In one of his popular presentations, Chris White followed Van Kampen’s cue by suggesting that the context of “beasts” in Rev 6:8 refers to either the Antichrist or the False Prophet. He notes that the term beasts-therion is also used to describe these two individuals elsewhere in Revelation. But similarity of terms does not make them the same. This is another assumption based on need. The terms Death and Hades are never used negatively of the church – quite the contrary (Matt 16:18; 1 Cor 15:55). At the breaking of the 4th seal Death and Hades are given power over a fourth of the earth – not over the church.
Moreover, there’s a parallel between the four judgments in Ezek 14:21 and the four judgments of the 4th seal. Van Kampen was aware of it, yet claimed we needed more information before determining whether this was God’s wrath. We do have more information.
Other passages in Ezekiel provide evidence that the 4th seal is God’s wrath. Ezekiel 5:15-17 references each of the four judgments mentioned in the 4th seal. They’re referred to as God’s judgment, anger and fury. If that isn’t enough, in Ezek 7:3-19 we again find references to God’s anger, fury and wrath associated with famine, sword and pestilence (v 15) and in context to the Day of the Lord’s wrath (v 19). Given this evidence one must conclude that God’s wrath is also present in the 4th seal.
Non-pretribulationists have also raised alleged pretribulational problems associated with the 5th seal:
a) How can the 5th seal be God’s wrath when the saints are asking to be avenged? Doesn’t this mean that God’s wrath isn’t present yet?
b) The 5th seal is directed at believers who become martyrs. Therefore this cannot be God’s wrath.
We’ve seen that the opening of the seals is God’s judgment on this world. As this occurs some become believers and are killed for their faith. God’s wrath is present but He does not specifically avenge these martyrs’ deaths until the establishment of the Kingdom.
The 5th seal is not directed at believers, it reveals what has already taken place. Unlike the previous seals, there is no hierarchy of authority administering punishment through a rider and horse. The reason for the saints’ martyrdom is because of their testimony (Rev 6:9), not because of God’s wrath. Ironically, proponents of the midtrib, prewrath and posttrib views need saints to come to faith during God’s wrath in order for the millennium to be populated. Hence the second objection isn’t a problem for pretribulationism either.

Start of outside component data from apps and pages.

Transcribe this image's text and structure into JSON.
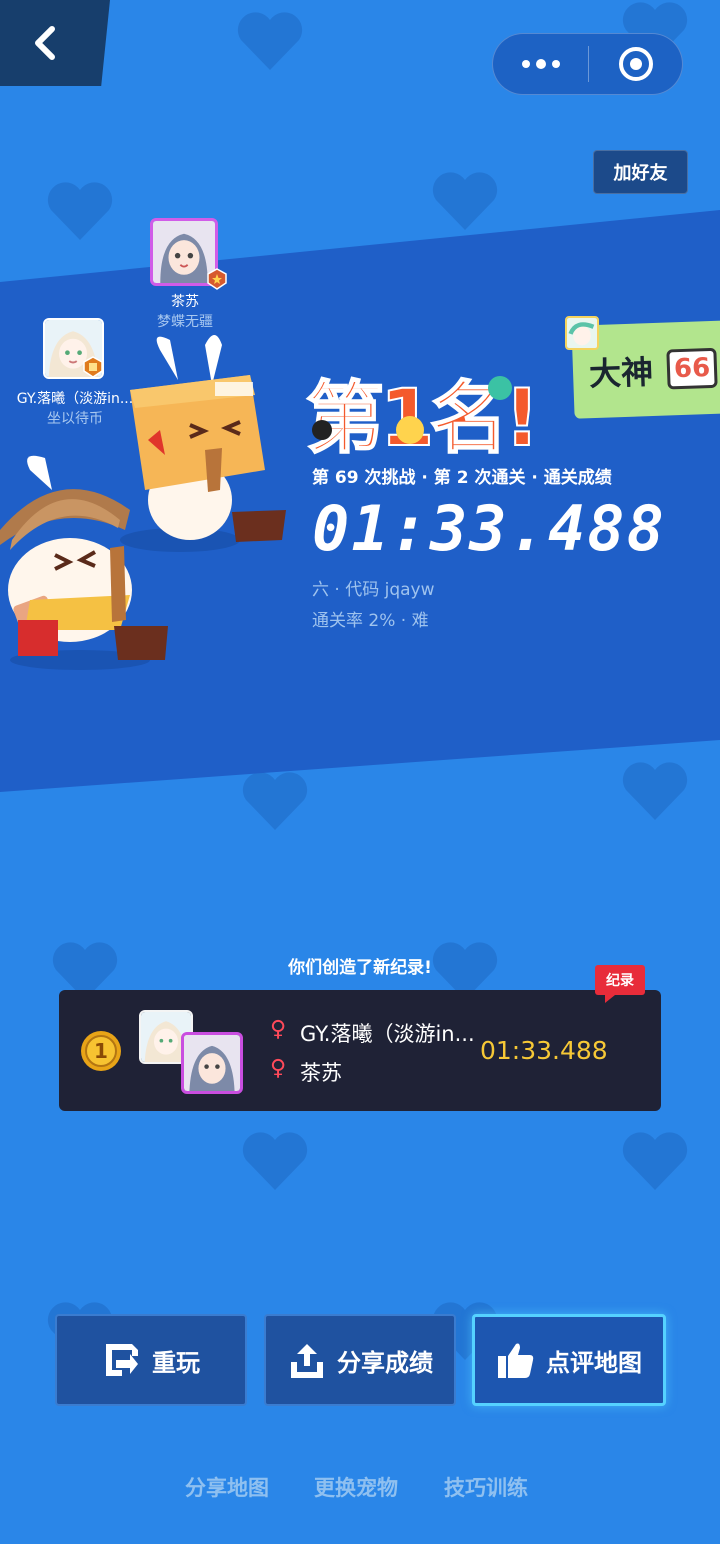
{
  "header": {
    "back_icon": "chevron-left-icon",
    "menu_icon": "more-dots-icon",
    "close_icon": "target-close-icon",
    "add_friend_label": "加好友"
  },
  "players": [
    {
      "name": "茶苏",
      "subtitle": "梦蝶无疆"
    },
    {
      "name": "GY.落曦（淡游in...",
      "subtitle": "坐以待币"
    }
  ],
  "result": {
    "title_image_text": "第1名!",
    "stats_line": "第 69 次挑战 · 第 2 次通关 · 通关成绩",
    "time": "01:33.488",
    "map_info": "六 · 代码 jqayw",
    "pass_info": "通关率 2% · 难"
  },
  "god_card": {
    "label": "大神",
    "stamp_text": "66"
  },
  "record": {
    "caption": "你们创造了新纪录!",
    "tag": "纪录",
    "rank": "1",
    "players": [
      "GY.落曦（淡游in...",
      "茶苏"
    ],
    "time": "01:33.488"
  },
  "actions": [
    {
      "label": "重玩",
      "icon": "replay-icon"
    },
    {
      "label": "分享成绩",
      "icon": "share-upload-icon"
    },
    {
      "label": "点评地图",
      "icon": "thumbs-up-icon"
    }
  ],
  "links": [
    "分享地图",
    "更换宠物",
    "技巧训练"
  ],
  "colors": {
    "background": "#2a86e8",
    "band": "#1f5fc8",
    "record_time": "#f6c836",
    "record_tag": "#e82c3a",
    "highlight_border": "#55d2ff"
  }
}
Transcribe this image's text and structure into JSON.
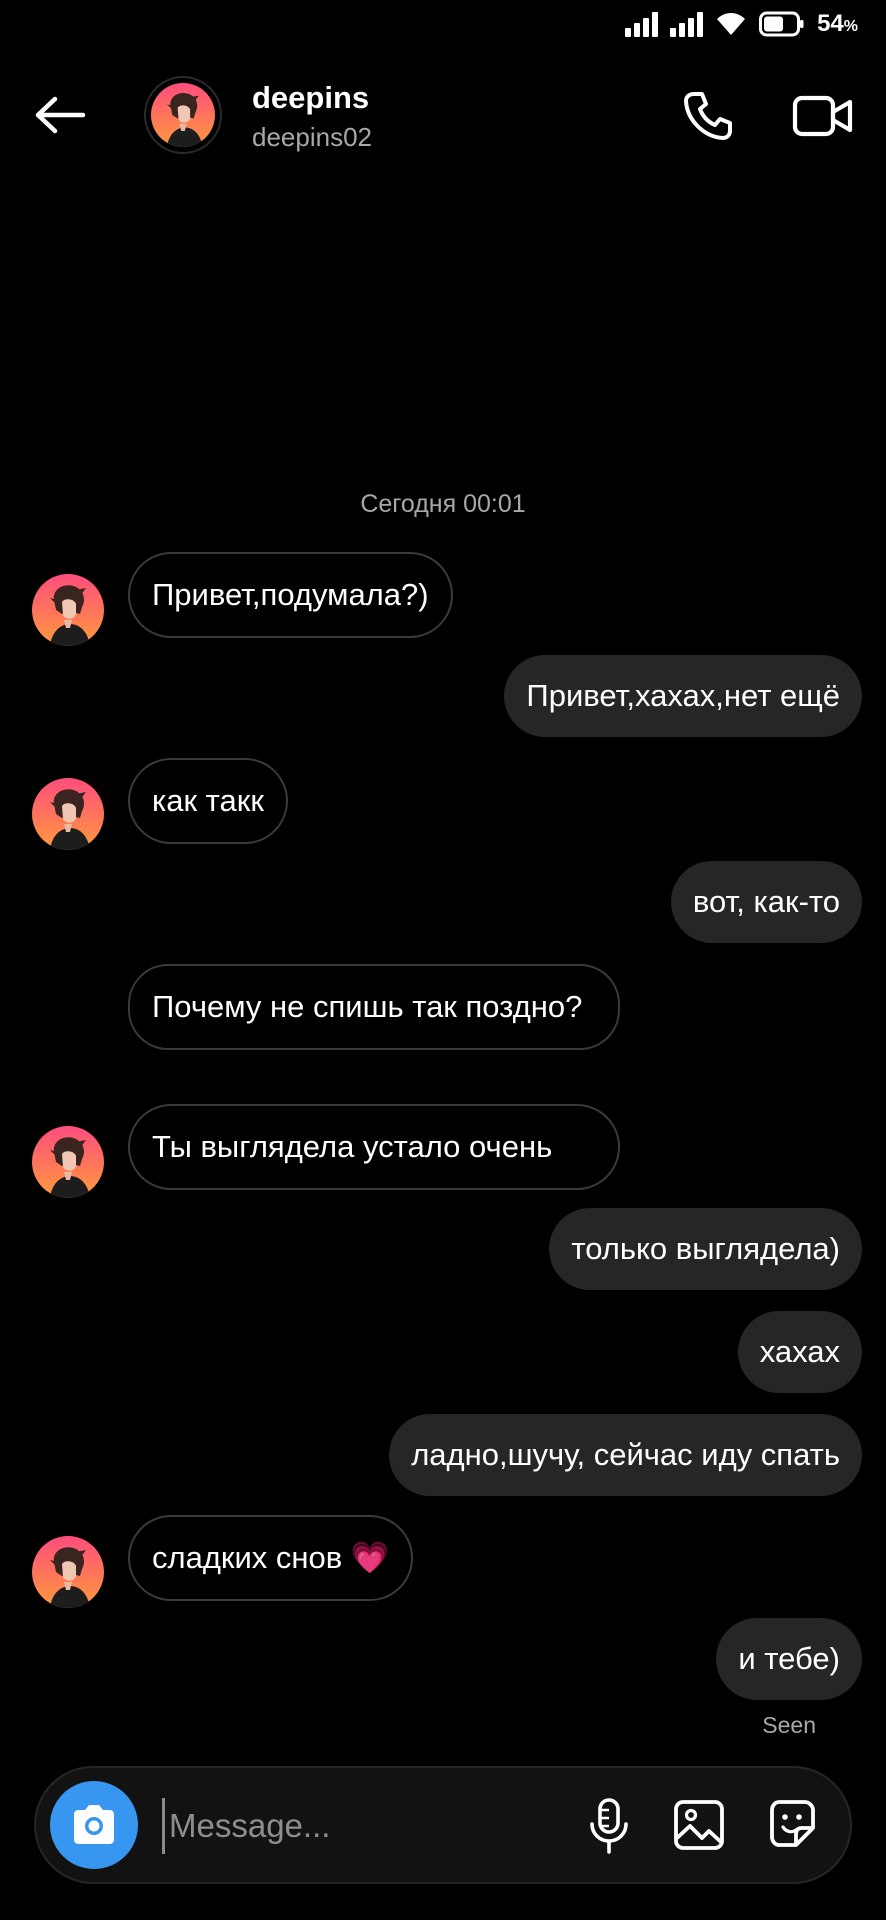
{
  "status_bar": {
    "battery_percent": "54",
    "battery_unit": "%"
  },
  "header": {
    "name": "deepins",
    "username": "deepins02",
    "icons": {
      "back": "back-arrow-icon",
      "call": "phone-icon",
      "video": "video-camera-icon"
    }
  },
  "chat": {
    "timestamp": "Сегодня 00:01",
    "messages": [
      {
        "direction": "incoming",
        "text": "Привет,подумала?)"
      },
      {
        "direction": "outgoing",
        "text": "Привет,хахах,нет ещё"
      },
      {
        "direction": "incoming",
        "text": "как такк"
      },
      {
        "direction": "outgoing",
        "text": "вот, как-то"
      },
      {
        "direction": "incoming",
        "text": "Почему не спишь так поздно?"
      },
      {
        "direction": "incoming",
        "text": "Ты выглядела устало очень"
      },
      {
        "direction": "outgoing",
        "text": "только выглядела)"
      },
      {
        "direction": "outgoing",
        "text": "хахах"
      },
      {
        "direction": "outgoing",
        "text": "ладно,шучу, сейчас иду спать"
      },
      {
        "direction": "incoming",
        "text": "сладких снов",
        "emoji": "💗"
      },
      {
        "direction": "outgoing",
        "text": "и тебе)"
      }
    ],
    "seen_label": "Seen"
  },
  "composer": {
    "placeholder": "Message...",
    "icons": {
      "camera": "camera-icon",
      "mic": "microphone-icon",
      "gallery": "gallery-icon",
      "sticker": "sticker-icon"
    }
  },
  "colors": {
    "background": "#000000",
    "outgoing_bubble": "#262626",
    "incoming_border": "#3a3a3a",
    "secondary_text": "#a8a8a8",
    "camera_button": "#3797f0"
  }
}
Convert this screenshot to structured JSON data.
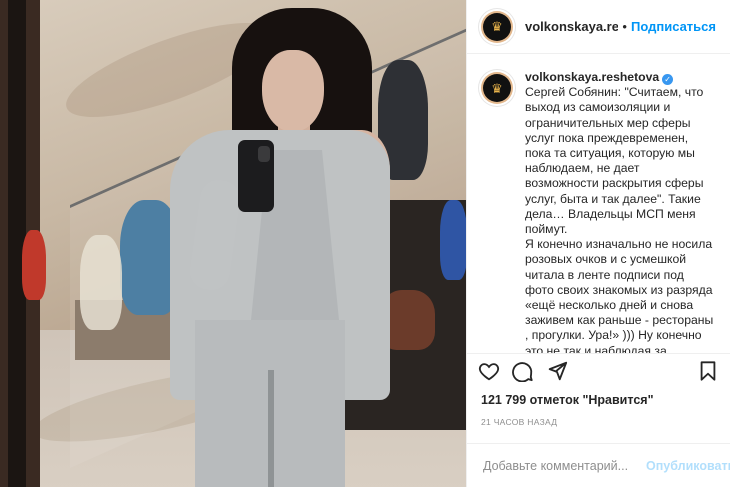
{
  "post": {
    "username": "volkonskaya.reshetova",
    "header_username": "volkonskaya.reshet",
    "follow_label": "Подписаться",
    "header_separator": "•",
    "caption_text": "Сергей Собянин: \"Считаем, что выход из самоизоляции и ограничительных мер сферы услуг пока преждевременен, пока та ситуация, которую мы наблюдаем, не дает возможности раскрытия сферы услуг, быта и так далее\". Такие дела… Владельцы МСП меня поймут.\nЯ конечно изначально не носила розовых очков и с усмешкой читала в ленте подписи под фото своих знакомых из разряда «ещё несколько дней и снова заживем как раньше - рестораны , прогулки. Ура!» ))) Ну конечно это не так и наблюдая за прогрессией роста заболеваемости ждать снятия ограничений в эти дни было очень наивно. Но честно скажу, по мне не",
    "likes": "121 799 отметок \"Нравится\"",
    "time_ago": "21 часов назад",
    "comment_placeholder": "Добавьте комментарий...",
    "publish_label": "Опубликовать"
  },
  "icons": {
    "avatar": "crown-logo",
    "verified": "verified-badge-icon",
    "like": "heart-icon",
    "comment": "comment-bubble-icon",
    "share": "paper-plane-icon",
    "save": "bookmark-icon"
  },
  "colors": {
    "link_blue": "#0095f6",
    "publish_disabled": "#b2dffc",
    "verified_blue": "#3897f0",
    "muted_text": "#8e8e8e",
    "border": "#efefef"
  }
}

Finally, let’s look at the Two Witnesses of Revelation:
Their ministry spans 1,260 days (42 months) of the 70th week. It’s a matter of debate whether they appear in the first or second half of the week. Nevertheless, of these, Robert L. Thomas notes that: “Their power to accomplish their mission is phenomenal” (Revelation 8-22 p 90). Fire proceeds from their mouths; they can stop rain; turn water into blood and strike the earth with plagues (Rev 11:5-6). The scope of their ministry is so broad and effective that “the peoples, tribes, tongues and nations who dwell on the earth” celebrate their deaths because of the torment inflicted upon them by these prophets (Rev 11:9-10). Fire, plague and water into blood hearken back to Old Testament examples of God’s wrath. The Two Witnesses are empowered by God and are instruments of His wrath.
In conclusion, there are compelling reasons for taking the view that God’s eschatological wrath occurs throughout the 70th week of Daniel. If this is the case, then the rapture must occur before the week commences. If the 70th week of Daniel is imminent, then so is the rapture of the church.